It ended up being slow going, as there were some sections where the rocks weren’t passable due to waves constantly rolling in. At times, I resorted to walking in thick scrub at the cliff edges. For the most part this was okay, but on some occasions, I had to crawl on hands and knees, as my pack was getting snagged by every tree I passed.
Someone had done a good deed though, by tying a rope to a rock on one particularly deep descent, which led from rocks to beach and back up to rocks again. That rope certainly made life easier in that section.
The intricate nature of rock hopping seemed to take forever. Eyes constantly scanning ahead, trying to find the easiest route. Occasionally zig-zagging and never being able to walk in a straight line certainly ate up the time.
The bad weather was getting close, so I stopped to put on all my wet weather gear and I was eagerly looking forward to reaching the beach sand again. In the end, I was so enthusiastic to get off the rocks, that as I stepped down, I promptly fell over. This fall was worse than my foam tumble the previous day, as I landed quite heavily on my side. Luckily my hip hit a soft rock, otherwise it could have been worse.
At least I was back on the beach, but the black clouds were upon me, as they loomed low across the ocean, dimming the light as they did so.
Then it hit and wow, did it really hit, as the wind turned icy and rain began to belt down. It was real hunch the shoulders, put the head down and just keep moving type of stuff. It was disappointing for it to arrive at that moment. I’d just stumbled across pieces of old, rusted metal on the beach, which I assume are from 100 year old shipwrecks?
They certainly had a ‘ye olde’ feel about them, but I can’t seem to find out their origin anywhere online. I’d liked to have fossicked a bit more, but the rain began to pound and during these times, I tended to keep the camera out of the weather.
I was now rapidly approaching Wingan Inlet, but I needed to do a little inland walking first. Before leaving the beach, I came across something else washed in. This happened to be a lot more modern. In the photo, I should have put something next to it for a size comparison, as it was quite large. It’s a pity I couldn’t lug it home to include in my ‘things found on beaches’ collection.

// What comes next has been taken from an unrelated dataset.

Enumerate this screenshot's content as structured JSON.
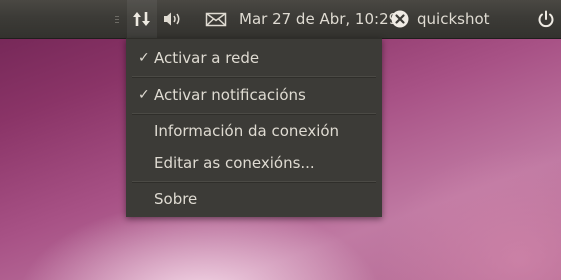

Rain was now heavy and constant, as this was no passing shower. I found Wingan Track, which I had to follow in order to get around an impassable headland. The track was quite overgrown, but easily navigable. Pushing through wet trees in the rain wasn’t making me any drier and at times I had to pause to look for the odd track marker. The topographic map on the GPS was handy here, as each track I needed to follow was clearly marked and was accurate when I needed to make a turn anywhere.
After climbing a short distance and walking through a forest, I reached a turn-off and headed back down towards the beach again. This inland stroll had taken me well over an hour and the light was starting to fade. The rain was breaking up though and as I stepped out onto Fly Cove, it was now only a short distance to Wingan Inlet camp.
It’s a pity I was rushing, as it was quite exciting to see fur seals, rolling in the shallows of the water. I guess they were feeding and if it wasn’t for the fading light, I would have observed for longer. I took a few photos, but they’re so average I haven’t bothered to post them!
I walked along the beach until I found a turn-off. Following it, I found myself on a boardwalk that continued inland with the calm waters of the inlet next to it. Eventually I made it to the camp ground. It seemed deserted, until I noticed two blokes in a boat coming in from the inlet. They were the only people in what seemed to be a fairly large camp area. It felt isolated, but I’m sure it’s a different story during the warmer months.
After setting up I walked to the nearby inlet to watch the sunset for a few moments.
Heading back to my camp I ate quickly and went to bed, as rain started yet again. It was another stormy day of walking, but as a bonus the distance in the notes was definitely not correct. There’s no way I’d walked 21 km. It seemed more like 15 at the most? Anyway, it was time to drown out the sounds of rain on the bivy. On went the iPod and I think the song of choice for the night was ”Meltdown’ by King Midas Touch…
Greg your photos are divine. What a story.
Thank you! All part of a crazy hike.